■ **YOUR ASSIGNMENT**: Repeat the entries that follow from start to finish, keeping every character.

Dataset rows for apps and sites:

━━━━━━━━━━

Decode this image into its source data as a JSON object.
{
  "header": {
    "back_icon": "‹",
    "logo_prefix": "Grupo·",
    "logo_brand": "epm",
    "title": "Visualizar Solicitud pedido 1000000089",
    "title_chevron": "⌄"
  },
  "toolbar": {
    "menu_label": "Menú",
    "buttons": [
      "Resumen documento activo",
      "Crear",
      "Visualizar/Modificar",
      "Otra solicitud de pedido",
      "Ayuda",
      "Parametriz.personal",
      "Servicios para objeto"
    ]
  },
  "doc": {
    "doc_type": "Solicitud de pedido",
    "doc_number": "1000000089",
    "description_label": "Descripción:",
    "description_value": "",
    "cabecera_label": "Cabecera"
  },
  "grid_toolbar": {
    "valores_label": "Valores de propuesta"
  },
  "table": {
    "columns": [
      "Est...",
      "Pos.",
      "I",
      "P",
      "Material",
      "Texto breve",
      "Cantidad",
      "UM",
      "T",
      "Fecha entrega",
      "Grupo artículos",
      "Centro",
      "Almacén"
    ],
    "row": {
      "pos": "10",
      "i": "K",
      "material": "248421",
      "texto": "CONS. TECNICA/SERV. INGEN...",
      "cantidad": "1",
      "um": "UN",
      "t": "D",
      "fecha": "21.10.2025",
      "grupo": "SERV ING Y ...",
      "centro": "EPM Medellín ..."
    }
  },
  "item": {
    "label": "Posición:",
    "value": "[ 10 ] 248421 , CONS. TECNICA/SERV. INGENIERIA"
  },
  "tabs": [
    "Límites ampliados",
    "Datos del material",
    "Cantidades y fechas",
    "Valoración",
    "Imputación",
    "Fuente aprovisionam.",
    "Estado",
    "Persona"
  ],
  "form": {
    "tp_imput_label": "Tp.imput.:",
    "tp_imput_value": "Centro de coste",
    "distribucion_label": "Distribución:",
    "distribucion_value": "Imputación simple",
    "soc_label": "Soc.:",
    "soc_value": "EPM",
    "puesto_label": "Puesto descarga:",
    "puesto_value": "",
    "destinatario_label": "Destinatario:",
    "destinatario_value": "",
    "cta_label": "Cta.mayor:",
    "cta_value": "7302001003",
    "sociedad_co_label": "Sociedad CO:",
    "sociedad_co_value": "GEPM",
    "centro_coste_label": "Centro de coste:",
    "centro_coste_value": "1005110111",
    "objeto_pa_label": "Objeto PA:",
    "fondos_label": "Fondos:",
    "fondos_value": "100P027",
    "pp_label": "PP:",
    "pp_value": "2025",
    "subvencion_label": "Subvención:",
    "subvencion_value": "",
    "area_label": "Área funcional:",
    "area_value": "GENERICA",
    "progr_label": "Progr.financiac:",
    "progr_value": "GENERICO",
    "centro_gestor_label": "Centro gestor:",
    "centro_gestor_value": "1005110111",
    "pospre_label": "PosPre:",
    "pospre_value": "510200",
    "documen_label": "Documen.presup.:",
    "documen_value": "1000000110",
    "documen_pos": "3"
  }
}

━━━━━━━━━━

■ **ANSWER BOX**:
Decode this image into its source data as a JSON object.
{
  "header": {
    "back_icon": "‹",
    "logo_prefix": "Grupo·",
    "logo_brand": "epm",
    "title": "Visualizar Solicitud pedido 1000000089",
    "title_chevron": "⌄"
  },
  "toolbar": {
    "menu_label": "Menú",
    "buttons": [
      "Resumen documento activo",
      "Crear",
      "Visualizar/Modificar",
      "Otra solicitud de pedido",
      "Ayuda",
      "Parametriz.personal",
      "Servicios para objeto"
    ]
  },
  "doc": {
    "doc_type": "Solicitud de pedido",
    "doc_number": "1000000089",
    "description_label": "Descripción:",
    "description_value": "",
    "cabecera_label": "Cabecera"
  },
  "grid_toolbar": {
    "valores_label": "Valores de propuesta"
  },
  "table": {
    "columns": [
      "Est...",
      "Pos.",
      "I",
      "P",
      "Material",
      "Texto breve",
      "Cantidad",
      "UM",
      "T",
      "Fecha entrega",
      "Grupo artículos",
      "Centro",
      "Almacén"
    ],
    "row": {
      "pos": "10",
      "i": "K",
      "material": "248421",
      "texto": "CONS. TECNICA/SERV. INGEN...",
      "cantidad": "1",
      "um": "UN",
      "t": "D",
      "fecha": "21.10.2025",
      "grupo": "SERV ING Y ...",
      "centro": "EPM Medellín ..."
    }
  },
  "item": {
    "label": "Posición:",
    "value": "[ 10 ] 248421 , CONS. TECNICA/SERV. INGENIERIA"
  },
  "tabs": [
    "Límites ampliados",
    "Datos del material",
    "Cantidades y fechas",
    "Valoración",
    "Imputación",
    "Fuente aprovisionam.",
    "Estado",
    "Persona"
  ],
  "form": {
    "tp_imput_label": "Tp.imput.:",
    "tp_imput_value": "Centro de coste",
    "distribucion_label": "Distribución:",
    "distribucion_value": "Imputación simple",
    "soc_label": "Soc.:",
    "soc_value": "EPM",
    "puesto_label": "Puesto descarga:",
    "puesto_value": "",
    "destinatario_label": "Destinatario:",
    "destinatario_value": "",
    "cta_label": "Cta.mayor:",
    "cta_value": "7302001003",
    "sociedad_co_label": "Sociedad CO:",
    "sociedad_co_value": "GEPM",
    "centro_coste_label": "Centro de coste:",
    "centro_coste_value": "1005110111",
    "objeto_pa_label": "Objeto PA:",
    "fondos_label": "Fondos:",
    "fondos_value": "100P027",
    "pp_label": "PP:",
    "pp_value": "2025",
    "subvencion_label": "Subvención:",
    "subvencion_value": "",
    "area_label": "Área funcional:",
    "area_value": "GENERICA",
    "progr_label": "Progr.financiac:",
    "progr_value": "GENERICO",
    "centro_gestor_label": "Centro gestor:",
    "centro_gestor_value": "1005110111",
    "pospre_label": "PosPre:",
    "pospre_value": "510200",
    "documen_label": "Documen.presup.:",
    "documen_value": "1000000110",
    "documen_pos": "3"
  }
}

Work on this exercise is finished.